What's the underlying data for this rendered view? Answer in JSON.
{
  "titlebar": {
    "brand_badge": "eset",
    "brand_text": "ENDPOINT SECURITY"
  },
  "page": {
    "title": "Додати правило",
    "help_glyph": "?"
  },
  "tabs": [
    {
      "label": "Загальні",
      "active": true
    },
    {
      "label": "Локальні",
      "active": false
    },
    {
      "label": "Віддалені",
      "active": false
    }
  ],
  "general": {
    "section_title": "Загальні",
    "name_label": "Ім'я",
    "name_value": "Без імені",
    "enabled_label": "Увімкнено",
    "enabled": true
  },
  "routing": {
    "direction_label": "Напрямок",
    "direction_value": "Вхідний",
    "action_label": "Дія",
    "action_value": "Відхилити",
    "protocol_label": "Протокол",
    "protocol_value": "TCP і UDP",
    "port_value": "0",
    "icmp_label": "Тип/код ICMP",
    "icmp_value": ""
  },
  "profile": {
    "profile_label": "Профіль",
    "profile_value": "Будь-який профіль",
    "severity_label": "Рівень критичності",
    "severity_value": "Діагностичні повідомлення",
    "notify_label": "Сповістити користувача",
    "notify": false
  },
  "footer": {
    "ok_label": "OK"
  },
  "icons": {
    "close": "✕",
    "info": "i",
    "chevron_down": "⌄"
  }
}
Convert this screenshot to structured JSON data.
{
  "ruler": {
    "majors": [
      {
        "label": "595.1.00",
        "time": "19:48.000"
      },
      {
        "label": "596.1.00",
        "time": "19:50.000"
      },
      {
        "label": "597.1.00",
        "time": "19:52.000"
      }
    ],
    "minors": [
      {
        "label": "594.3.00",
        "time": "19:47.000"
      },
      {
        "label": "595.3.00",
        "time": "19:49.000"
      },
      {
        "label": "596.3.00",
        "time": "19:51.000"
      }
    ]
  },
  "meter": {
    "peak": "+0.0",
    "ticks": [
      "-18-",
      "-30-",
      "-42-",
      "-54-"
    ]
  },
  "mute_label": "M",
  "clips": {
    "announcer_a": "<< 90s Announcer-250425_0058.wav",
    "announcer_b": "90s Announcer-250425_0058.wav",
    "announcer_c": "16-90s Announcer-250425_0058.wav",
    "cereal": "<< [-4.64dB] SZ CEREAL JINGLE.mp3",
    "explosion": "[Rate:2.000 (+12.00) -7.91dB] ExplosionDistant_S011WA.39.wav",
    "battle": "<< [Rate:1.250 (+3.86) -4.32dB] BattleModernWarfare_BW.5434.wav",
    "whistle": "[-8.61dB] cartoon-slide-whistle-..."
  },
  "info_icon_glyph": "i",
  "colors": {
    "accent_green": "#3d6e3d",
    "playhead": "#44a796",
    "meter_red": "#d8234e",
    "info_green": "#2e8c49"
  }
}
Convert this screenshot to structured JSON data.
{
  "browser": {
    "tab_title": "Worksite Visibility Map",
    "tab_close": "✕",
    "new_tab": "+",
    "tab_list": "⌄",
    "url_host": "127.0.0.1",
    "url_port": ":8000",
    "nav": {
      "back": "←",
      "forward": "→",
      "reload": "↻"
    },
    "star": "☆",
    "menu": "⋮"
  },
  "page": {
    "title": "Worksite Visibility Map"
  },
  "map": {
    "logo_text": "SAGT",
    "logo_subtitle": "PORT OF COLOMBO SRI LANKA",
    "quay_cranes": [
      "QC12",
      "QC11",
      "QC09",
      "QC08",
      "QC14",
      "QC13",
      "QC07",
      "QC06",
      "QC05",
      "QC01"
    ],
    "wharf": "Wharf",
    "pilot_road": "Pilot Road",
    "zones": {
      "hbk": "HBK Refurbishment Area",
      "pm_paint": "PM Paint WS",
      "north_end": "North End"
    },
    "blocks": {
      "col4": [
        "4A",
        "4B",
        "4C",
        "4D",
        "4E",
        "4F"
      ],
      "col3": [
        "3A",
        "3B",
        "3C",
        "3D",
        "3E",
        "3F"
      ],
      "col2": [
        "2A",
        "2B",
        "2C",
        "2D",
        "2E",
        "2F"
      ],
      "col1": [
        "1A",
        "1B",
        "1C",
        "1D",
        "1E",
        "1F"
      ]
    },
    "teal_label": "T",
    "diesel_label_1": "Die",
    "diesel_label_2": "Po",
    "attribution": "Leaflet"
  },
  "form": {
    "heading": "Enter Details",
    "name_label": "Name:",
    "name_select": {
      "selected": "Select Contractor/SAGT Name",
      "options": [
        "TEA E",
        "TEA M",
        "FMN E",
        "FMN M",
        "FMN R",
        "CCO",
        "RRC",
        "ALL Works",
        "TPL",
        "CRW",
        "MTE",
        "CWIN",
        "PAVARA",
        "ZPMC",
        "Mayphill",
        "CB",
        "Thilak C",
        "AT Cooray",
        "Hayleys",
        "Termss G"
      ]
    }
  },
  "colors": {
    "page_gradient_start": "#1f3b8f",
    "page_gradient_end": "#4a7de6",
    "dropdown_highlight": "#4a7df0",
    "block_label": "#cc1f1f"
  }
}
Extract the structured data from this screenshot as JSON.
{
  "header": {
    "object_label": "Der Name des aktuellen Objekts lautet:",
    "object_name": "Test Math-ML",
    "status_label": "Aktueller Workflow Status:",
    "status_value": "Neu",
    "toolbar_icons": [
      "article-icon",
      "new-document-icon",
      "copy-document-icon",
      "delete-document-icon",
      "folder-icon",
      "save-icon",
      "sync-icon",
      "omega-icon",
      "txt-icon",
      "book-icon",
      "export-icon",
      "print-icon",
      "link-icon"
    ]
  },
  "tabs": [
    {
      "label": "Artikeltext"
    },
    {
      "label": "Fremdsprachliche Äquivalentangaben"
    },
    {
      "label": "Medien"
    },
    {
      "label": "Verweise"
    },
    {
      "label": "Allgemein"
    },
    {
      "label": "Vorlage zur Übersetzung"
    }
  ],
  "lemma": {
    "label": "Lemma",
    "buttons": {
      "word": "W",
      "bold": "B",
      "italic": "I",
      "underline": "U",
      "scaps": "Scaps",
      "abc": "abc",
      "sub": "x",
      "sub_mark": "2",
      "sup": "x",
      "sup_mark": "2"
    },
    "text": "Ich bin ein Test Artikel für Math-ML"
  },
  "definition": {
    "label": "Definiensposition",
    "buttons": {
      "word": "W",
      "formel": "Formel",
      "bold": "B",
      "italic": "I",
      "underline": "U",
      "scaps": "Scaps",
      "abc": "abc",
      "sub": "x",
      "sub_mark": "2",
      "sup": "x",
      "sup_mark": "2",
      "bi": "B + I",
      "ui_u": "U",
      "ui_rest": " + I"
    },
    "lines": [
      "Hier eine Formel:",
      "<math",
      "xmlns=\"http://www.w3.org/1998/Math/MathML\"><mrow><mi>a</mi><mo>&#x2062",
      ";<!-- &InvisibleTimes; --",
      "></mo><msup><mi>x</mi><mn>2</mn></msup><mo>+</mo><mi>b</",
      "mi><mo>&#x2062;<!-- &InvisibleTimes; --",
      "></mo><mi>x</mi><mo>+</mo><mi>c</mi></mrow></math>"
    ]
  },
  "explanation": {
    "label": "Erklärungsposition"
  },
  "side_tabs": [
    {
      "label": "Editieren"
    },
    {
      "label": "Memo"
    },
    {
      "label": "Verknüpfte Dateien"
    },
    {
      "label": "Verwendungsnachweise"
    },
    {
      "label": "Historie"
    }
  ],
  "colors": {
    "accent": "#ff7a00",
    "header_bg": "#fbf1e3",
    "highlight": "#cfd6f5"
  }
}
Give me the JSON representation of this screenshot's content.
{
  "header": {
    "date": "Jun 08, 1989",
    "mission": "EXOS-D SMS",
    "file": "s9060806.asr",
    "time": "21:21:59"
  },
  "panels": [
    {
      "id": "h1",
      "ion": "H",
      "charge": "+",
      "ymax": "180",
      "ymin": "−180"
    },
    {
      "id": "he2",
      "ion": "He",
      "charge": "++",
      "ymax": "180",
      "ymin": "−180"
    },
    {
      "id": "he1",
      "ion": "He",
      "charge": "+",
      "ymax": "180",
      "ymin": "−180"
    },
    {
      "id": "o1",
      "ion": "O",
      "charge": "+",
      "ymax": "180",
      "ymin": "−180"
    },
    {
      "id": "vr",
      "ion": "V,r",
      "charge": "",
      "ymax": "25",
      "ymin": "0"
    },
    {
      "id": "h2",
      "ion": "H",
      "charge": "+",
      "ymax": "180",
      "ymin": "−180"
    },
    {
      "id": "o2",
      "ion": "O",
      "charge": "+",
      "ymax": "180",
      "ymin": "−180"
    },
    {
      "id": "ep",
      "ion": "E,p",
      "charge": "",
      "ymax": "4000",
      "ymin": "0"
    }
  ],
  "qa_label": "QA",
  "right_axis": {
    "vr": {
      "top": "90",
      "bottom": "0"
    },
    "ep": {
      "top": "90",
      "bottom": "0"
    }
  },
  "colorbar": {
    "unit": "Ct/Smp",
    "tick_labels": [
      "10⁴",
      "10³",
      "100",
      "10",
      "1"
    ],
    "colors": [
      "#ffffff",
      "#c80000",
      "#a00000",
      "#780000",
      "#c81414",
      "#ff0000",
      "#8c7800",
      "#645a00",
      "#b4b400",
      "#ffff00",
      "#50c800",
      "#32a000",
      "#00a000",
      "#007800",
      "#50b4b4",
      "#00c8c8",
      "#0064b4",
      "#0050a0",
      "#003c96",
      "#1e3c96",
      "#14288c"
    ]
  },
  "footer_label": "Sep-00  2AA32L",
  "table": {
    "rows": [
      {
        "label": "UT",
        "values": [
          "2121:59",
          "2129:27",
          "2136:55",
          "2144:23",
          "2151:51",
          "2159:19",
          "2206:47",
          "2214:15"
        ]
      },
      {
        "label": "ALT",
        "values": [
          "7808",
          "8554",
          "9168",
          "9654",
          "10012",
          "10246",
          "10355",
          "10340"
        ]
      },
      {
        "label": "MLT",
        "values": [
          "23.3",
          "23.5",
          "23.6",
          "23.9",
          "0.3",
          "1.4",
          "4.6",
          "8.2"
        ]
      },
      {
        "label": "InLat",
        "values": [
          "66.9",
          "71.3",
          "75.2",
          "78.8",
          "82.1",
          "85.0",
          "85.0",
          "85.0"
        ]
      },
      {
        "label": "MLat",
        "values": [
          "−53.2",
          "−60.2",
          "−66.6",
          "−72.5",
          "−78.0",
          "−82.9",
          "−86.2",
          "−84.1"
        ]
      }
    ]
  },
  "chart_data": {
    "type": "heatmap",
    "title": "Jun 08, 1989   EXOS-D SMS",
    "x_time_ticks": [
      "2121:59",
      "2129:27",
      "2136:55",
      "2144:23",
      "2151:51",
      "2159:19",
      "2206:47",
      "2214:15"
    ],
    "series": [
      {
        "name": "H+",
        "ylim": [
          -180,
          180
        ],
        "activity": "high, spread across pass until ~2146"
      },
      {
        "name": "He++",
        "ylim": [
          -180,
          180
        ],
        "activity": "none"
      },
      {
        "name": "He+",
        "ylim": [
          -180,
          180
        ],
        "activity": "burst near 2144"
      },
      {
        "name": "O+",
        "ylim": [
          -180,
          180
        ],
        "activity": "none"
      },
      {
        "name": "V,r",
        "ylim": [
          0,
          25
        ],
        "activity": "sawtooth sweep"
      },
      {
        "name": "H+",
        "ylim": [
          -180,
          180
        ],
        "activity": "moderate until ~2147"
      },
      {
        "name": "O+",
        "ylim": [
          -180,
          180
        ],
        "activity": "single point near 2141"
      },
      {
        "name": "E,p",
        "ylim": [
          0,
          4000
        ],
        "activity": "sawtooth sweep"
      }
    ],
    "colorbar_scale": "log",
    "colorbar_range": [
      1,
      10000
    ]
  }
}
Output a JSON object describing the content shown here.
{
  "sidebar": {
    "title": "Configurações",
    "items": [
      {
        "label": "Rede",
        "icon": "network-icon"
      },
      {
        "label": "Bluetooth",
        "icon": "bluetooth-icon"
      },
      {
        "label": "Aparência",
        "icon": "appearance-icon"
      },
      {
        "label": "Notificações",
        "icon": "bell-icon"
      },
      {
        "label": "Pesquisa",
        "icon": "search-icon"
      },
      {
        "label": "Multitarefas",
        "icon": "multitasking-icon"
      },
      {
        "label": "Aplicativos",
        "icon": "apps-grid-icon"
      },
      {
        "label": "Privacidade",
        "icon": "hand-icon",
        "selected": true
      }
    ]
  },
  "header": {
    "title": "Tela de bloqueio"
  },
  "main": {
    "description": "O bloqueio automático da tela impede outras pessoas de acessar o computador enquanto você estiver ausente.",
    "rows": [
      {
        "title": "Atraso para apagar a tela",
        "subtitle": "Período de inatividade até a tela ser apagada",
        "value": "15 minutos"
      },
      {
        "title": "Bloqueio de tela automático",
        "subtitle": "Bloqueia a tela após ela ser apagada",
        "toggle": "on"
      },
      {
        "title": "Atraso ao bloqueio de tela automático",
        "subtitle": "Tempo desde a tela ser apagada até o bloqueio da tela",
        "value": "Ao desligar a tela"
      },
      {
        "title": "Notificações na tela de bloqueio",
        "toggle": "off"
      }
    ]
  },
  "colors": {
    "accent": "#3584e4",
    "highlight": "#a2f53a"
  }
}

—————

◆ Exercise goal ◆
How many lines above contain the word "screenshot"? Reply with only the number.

◆ Solution for this exercise ◆
4